Provided records section start

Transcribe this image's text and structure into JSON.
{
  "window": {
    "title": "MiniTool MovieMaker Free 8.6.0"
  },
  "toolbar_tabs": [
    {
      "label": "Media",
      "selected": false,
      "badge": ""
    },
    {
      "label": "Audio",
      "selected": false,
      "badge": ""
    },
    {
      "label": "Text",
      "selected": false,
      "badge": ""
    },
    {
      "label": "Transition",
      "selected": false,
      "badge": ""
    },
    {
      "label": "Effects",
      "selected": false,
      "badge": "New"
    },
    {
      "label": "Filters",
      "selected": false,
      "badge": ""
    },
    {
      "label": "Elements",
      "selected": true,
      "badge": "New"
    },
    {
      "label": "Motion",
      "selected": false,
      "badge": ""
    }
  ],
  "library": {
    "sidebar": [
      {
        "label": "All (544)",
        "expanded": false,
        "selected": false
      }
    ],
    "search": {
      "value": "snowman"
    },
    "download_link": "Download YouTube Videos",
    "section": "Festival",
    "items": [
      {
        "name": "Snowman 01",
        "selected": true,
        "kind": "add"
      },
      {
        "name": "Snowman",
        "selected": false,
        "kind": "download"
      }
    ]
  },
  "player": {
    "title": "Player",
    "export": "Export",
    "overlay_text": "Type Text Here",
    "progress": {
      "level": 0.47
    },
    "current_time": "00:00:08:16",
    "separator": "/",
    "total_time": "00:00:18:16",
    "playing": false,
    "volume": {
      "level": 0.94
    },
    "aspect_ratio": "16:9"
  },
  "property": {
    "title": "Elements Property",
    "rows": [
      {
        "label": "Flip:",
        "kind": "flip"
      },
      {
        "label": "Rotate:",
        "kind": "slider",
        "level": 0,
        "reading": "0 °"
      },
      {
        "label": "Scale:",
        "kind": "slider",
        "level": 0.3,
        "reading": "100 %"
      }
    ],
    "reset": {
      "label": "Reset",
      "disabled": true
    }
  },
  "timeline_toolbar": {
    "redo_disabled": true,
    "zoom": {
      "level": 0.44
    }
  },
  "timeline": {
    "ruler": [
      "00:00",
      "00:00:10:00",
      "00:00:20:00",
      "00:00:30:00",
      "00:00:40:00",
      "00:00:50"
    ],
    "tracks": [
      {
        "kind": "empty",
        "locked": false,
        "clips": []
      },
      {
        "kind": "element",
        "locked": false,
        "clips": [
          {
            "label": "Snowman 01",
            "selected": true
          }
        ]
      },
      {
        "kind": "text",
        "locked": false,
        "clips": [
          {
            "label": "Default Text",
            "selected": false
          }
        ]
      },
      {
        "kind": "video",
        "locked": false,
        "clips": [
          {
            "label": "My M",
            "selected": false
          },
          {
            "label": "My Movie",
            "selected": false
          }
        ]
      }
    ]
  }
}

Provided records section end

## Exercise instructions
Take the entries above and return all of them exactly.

## Finished exercise
Transcribe this image's text and structure into JSON.
{
  "window": {
    "title": "MiniTool MovieMaker Free 8.6.0"
  },
  "toolbar_tabs": [
    {
      "label": "Media",
      "selected": false,
      "badge": ""
    },
    {
      "label": "Audio",
      "selected": false,
      "badge": ""
    },
    {
      "label": "Text",
      "selected": false,
      "badge": ""
    },
    {
      "label": "Transition",
      "selected": false,
      "badge": ""
    },
    {
      "label": "Effects",
      "selected": false,
      "badge": "New"
    },
    {
      "label": "Filters",
      "selected": false,
      "badge": ""
    },
    {
      "label": "Elements",
      "selected": true,
      "badge": "New"
    },
    {
      "label": "Motion",
      "selected": false,
      "badge": ""
    }
  ],
  "library": {
    "sidebar": [
      {
        "label": "All (544)",
        "expanded": false,
        "selected": false
      }
    ],
    "search": {
      "value": "snowman"
    },
    "download_link": "Download YouTube Videos",
    "section": "Festival",
    "items": [
      {
        "name": "Snowman 01",
        "selected": true,
        "kind": "add"
      },
      {
        "name": "Snowman",
        "selected": false,
        "kind": "download"
      }
    ]
  },
  "player": {
    "title": "Player",
    "export": "Export",
    "overlay_text": "Type Text Here",
    "progress": {
      "level": 0.47
    },
    "current_time": "00:00:08:16",
    "separator": "/",
    "total_time": "00:00:18:16",
    "playing": false,
    "volume": {
      "level": 0.94
    },
    "aspect_ratio": "16:9"
  },
  "property": {
    "title": "Elements Property",
    "rows": [
      {
        "label": "Flip:",
        "kind": "flip"
      },
      {
        "label": "Rotate:",
        "kind": "slider",
        "level": 0,
        "reading": "0 °"
      },
      {
        "label": "Scale:",
        "kind": "slider",
        "level": 0.3,
        "reading": "100 %"
      }
    ],
    "reset": {
      "label": "Reset",
      "disabled": true
    }
  },
  "timeline_toolbar": {
    "redo_disabled": true,
    "zoom": {
      "level": 0.44
    }
  },
  "timeline": {
    "ruler": [
      "00:00",
      "00:00:10:00",
      "00:00:20:00",
      "00:00:30:00",
      "00:00:40:00",
      "00:00:50"
    ],
    "tracks": [
      {
        "kind": "empty",
        "locked": false,
        "clips": []
      },
      {
        "kind": "element",
        "locked": false,
        "clips": [
          {
            "label": "Snowman 01",
            "selected": true
          }
        ]
      },
      {
        "kind": "text",
        "locked": false,
        "clips": [
          {
            "label": "Default Text",
            "selected": false
          }
        ]
      },
      {
        "kind": "video",
        "locked": false,
        "clips": [
          {
            "label": "My M",
            "selected": false
          },
          {
            "label": "My Movie",
            "selected": false
          }
        ]
      }
    ]
  }
}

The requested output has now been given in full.